Start of Source data
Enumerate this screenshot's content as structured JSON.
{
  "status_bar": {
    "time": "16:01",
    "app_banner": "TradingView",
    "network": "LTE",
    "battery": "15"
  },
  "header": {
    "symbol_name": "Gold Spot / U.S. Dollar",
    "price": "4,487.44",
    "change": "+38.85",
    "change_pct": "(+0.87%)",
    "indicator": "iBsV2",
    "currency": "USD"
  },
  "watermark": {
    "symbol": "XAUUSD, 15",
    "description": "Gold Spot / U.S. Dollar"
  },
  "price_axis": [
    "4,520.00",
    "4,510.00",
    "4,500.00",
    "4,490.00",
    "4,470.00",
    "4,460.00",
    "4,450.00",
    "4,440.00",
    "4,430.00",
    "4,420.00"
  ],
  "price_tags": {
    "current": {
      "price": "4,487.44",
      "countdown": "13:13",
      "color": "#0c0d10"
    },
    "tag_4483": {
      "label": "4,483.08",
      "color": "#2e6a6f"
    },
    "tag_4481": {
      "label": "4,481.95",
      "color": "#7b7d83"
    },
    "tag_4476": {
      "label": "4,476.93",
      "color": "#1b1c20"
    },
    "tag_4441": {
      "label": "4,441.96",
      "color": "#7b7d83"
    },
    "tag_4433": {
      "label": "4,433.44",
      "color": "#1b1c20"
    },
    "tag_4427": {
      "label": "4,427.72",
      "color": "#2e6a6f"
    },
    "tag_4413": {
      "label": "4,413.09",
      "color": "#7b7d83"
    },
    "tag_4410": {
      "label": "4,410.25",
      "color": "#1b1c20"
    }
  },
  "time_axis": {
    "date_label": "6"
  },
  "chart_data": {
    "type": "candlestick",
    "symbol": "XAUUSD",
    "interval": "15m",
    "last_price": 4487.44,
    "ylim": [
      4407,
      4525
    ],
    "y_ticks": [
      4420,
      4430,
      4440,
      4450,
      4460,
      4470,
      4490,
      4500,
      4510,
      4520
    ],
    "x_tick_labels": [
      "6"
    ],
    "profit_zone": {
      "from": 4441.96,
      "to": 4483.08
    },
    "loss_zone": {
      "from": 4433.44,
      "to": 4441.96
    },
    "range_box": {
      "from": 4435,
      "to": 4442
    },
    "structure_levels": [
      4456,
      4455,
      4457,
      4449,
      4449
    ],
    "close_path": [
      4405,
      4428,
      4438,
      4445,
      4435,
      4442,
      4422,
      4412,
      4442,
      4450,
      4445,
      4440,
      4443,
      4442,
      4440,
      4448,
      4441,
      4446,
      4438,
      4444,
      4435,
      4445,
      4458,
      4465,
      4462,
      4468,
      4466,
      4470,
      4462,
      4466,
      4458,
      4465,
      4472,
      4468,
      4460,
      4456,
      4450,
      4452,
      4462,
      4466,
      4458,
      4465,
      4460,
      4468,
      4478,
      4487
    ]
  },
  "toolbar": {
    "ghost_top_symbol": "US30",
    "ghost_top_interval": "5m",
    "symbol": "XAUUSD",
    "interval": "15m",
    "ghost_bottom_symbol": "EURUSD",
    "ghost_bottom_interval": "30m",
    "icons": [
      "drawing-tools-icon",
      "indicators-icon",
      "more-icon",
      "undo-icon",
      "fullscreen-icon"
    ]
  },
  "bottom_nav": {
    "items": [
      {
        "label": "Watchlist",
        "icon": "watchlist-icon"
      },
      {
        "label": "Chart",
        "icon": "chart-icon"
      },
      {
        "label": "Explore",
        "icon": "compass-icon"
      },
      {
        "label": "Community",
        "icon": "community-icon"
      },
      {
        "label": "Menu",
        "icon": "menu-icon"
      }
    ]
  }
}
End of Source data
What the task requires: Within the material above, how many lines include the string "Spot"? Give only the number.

Output for this exercise: 2